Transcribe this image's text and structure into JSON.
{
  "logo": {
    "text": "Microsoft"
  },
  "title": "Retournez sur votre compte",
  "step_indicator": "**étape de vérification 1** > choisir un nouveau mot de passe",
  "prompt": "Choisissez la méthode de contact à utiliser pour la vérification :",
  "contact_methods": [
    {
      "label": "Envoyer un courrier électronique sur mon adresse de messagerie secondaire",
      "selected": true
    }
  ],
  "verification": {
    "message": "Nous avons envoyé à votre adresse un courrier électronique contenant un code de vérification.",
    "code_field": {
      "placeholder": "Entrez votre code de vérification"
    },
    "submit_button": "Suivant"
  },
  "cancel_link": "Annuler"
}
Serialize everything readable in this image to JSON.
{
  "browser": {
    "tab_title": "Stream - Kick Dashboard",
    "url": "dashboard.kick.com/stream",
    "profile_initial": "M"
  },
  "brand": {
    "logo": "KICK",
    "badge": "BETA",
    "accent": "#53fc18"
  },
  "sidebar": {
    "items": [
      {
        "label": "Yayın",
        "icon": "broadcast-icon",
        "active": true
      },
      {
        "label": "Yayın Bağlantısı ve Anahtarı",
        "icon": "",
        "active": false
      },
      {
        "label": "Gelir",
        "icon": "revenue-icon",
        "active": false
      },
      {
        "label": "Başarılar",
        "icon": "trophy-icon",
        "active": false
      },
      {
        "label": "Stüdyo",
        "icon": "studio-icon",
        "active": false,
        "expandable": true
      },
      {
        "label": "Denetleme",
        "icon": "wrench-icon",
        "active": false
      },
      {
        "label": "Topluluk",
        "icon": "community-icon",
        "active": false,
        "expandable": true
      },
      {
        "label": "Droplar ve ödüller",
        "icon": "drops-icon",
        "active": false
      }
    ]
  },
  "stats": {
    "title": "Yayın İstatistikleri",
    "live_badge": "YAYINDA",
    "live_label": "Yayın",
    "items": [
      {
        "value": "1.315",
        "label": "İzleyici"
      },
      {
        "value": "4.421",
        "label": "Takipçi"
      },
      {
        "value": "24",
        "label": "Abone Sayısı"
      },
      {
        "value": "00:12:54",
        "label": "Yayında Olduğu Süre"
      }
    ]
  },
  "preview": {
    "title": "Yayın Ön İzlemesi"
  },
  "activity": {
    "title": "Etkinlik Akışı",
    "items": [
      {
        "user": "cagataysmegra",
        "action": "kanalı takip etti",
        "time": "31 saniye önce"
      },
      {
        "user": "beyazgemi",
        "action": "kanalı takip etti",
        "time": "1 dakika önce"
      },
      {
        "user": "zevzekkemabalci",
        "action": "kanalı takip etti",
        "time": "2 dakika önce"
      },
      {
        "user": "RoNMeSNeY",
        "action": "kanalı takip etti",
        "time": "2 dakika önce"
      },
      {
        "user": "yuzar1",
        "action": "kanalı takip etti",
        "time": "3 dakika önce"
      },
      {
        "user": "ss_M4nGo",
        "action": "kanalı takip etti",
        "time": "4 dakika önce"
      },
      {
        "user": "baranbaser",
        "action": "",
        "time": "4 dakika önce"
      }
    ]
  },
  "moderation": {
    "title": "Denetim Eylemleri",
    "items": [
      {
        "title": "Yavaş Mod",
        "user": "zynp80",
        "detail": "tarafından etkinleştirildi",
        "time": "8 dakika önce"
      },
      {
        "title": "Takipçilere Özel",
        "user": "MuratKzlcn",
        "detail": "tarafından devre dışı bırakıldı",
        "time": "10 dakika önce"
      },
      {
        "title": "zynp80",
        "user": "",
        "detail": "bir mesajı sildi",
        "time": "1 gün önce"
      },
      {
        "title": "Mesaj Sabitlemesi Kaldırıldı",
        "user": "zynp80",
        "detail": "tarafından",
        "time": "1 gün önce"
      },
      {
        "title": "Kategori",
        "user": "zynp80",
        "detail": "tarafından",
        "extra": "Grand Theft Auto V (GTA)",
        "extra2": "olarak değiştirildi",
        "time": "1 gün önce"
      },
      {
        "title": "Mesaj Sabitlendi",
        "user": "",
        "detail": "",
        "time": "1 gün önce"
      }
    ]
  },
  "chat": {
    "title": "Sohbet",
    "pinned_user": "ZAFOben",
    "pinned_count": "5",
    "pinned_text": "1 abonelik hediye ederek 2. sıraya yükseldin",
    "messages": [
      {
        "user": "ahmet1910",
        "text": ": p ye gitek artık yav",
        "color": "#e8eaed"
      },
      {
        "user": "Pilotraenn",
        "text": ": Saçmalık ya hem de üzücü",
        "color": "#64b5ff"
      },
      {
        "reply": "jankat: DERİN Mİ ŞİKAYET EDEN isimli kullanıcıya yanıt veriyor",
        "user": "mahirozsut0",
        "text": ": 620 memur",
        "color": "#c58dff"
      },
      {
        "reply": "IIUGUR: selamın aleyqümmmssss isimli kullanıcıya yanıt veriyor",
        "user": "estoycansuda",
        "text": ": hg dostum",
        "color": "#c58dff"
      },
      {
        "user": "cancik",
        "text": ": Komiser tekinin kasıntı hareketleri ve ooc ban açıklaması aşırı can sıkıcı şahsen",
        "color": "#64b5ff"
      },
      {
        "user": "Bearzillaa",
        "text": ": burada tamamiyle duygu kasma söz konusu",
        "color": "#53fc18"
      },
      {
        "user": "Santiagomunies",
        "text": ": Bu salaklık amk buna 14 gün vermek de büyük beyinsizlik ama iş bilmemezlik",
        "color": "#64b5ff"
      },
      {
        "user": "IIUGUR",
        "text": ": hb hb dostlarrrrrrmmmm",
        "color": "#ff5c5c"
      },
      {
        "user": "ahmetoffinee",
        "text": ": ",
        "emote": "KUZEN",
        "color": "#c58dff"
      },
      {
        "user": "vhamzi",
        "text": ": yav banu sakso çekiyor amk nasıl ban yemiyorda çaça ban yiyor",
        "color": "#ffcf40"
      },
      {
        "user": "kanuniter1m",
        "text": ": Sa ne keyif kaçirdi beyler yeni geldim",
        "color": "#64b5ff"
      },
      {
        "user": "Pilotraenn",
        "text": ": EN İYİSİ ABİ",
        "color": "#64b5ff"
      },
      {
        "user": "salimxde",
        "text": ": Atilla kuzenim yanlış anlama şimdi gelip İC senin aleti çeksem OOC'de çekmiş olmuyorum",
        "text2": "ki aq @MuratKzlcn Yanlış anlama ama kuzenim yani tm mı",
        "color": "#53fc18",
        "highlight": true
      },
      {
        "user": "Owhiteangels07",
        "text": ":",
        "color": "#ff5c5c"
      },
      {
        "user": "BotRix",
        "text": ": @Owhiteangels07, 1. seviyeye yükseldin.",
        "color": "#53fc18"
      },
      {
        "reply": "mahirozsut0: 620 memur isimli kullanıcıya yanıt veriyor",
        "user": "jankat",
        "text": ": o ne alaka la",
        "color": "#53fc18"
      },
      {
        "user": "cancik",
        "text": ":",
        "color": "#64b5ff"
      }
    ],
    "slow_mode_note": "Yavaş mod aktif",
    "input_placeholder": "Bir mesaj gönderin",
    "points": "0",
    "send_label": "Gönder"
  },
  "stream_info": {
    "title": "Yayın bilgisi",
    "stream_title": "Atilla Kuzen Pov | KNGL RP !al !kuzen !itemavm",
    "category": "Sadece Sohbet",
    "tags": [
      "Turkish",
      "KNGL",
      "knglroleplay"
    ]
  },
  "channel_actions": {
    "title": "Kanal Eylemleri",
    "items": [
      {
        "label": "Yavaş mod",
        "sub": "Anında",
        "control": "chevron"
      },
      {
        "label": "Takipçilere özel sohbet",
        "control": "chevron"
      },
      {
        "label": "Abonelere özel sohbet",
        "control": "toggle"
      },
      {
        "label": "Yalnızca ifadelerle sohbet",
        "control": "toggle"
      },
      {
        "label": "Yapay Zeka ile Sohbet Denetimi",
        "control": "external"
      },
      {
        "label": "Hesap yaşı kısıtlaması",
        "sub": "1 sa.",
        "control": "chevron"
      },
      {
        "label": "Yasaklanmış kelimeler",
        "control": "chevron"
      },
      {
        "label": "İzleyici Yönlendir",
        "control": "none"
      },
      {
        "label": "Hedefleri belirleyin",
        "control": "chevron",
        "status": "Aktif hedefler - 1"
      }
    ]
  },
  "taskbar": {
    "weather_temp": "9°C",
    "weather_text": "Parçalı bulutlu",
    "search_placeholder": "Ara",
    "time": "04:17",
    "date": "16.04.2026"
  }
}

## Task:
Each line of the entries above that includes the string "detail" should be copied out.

## Output:
        "detail": "tarafından etkinleştirildi",
        "detail": "tarafından devre dışı bırakıldı",
        "detail": "bir mesajı sildi",
        "detail": "tarafından",
        "detail": "tarafından",
        "detail": "",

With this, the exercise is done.